The U.S. Department of Commerce said in a statement last week that Gutierrez's visit would focus on opportunities for U.S. exporters to sell to the state-owned sector, "which has grown under the Putin administration" and on Russian legislation setting "strict" limits on foreign investment in strategic industries such as energy, aerospace and transportation.

Gutierrez leaves on Wednesday for a two-day visit to Kiev. He will be the first U.S. commerce secretary to visit Ukraine since the country gained independence in 1991.

Also Monday, Gutierrez and U.S. Ambassador William Burns offered some encouragement to Motorola, a U.S. company that has had trouble with Russian customs officials, by posing for photographs at Motorola's shop in the GUM department store.

A PricewaterhouseCoopers spokeswoman said she did not know whether Gutierrez would meet company executives. PwC's Russian license could be under threat after the Moscow Arbitration Court ruled recently that the auditor had concealed financial irregularities at Yukos.

At the Higher School of Economics, Gutierrez said Russians would see more U.S. brands and companies arriving soon because Americans felt Russia was a good place to investment. "In the majority of cases, the only obstacle is getting in," he said.

The commerce secretary expressed dissatisfaction that Russia, with a $1 trillion economy, was only the United States' 33rd-largest trading partner.

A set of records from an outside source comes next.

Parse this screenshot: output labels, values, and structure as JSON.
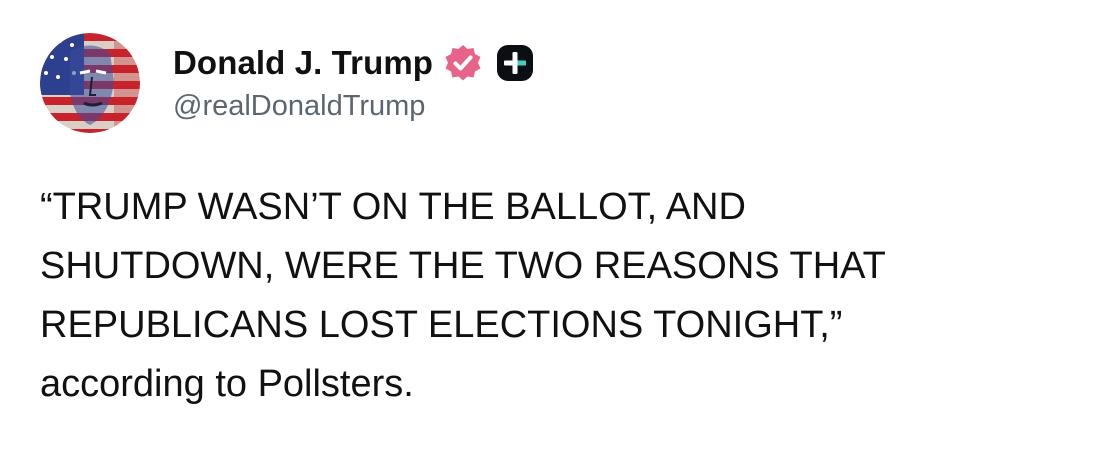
{
  "author": {
    "display_name": "Donald J. Trump",
    "handle": "@realDonaldTrump",
    "avatar_icon": "flag-portrait-avatar",
    "verified_icon": "verified-badge-icon",
    "verified_color": "#e8638a",
    "extra_badge_icon": "plus-badge-icon",
    "extra_badge_color": "#0b0f14",
    "extra_badge_accent": "#3fd1c1"
  },
  "post": {
    "lines": [
      "“TRUMP WASN’T ON THE BALLOT, AND",
      "SHUTDOWN, WERE THE TWO REASONS THAT",
      "REPUBLICANS LOST ELECTIONS TONIGHT,”",
      "according to Pollsters."
    ]
  }
}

"My total disappointment is that we can do more, we can trade more, we can invest more, and that's good for everybody," he said.

U.S. companies and their overseas subsidiaries invested more than $11 billion in Russia last year, about twice as much in 2004, according to the U.S. Commerce Department. Russians have just started investing in the United States, spending $3 billion so far, Gutierrez said.

Gutierrez, who last visited in 2005, set a "fine example of how to give both frank and very polite answers," Higher School of Economics rector Yaroslav Kuzminov told the students after the session.

Gutierrez encouraged the young people to become government officials, saying that for him it was more exciting to work as a commerce secretary than to run a $10 billion company. He previously headed Kellogg, the cereal giant.

"If you can serve your country, I'd say do it," he said.

Students said they enjoyed the session despite having to wait 90 minutes in a cramped hall for Gutierrez to arrive.

Yevgenia Ryazantseva, a first-year student at the school, said she liked what she had heard about U.S.-Russian relations. "Frankly, I thought everything was much worse," she said.

Gutierrez was flanked by Burns, the U.S. ambassador, and three other people as he spoke to the students. He was offered Coca-Cola Light, while the others drank Aqua Minerale.

While his choice of drink could not immediately be explained, Deborah Guido-O'Grady, director for academic exchange programs at the U.S. Embassy, suggested that Gutierrez needed some caffeine because he had just arrived in Moscow. "But he likes Pepsi, too," she added.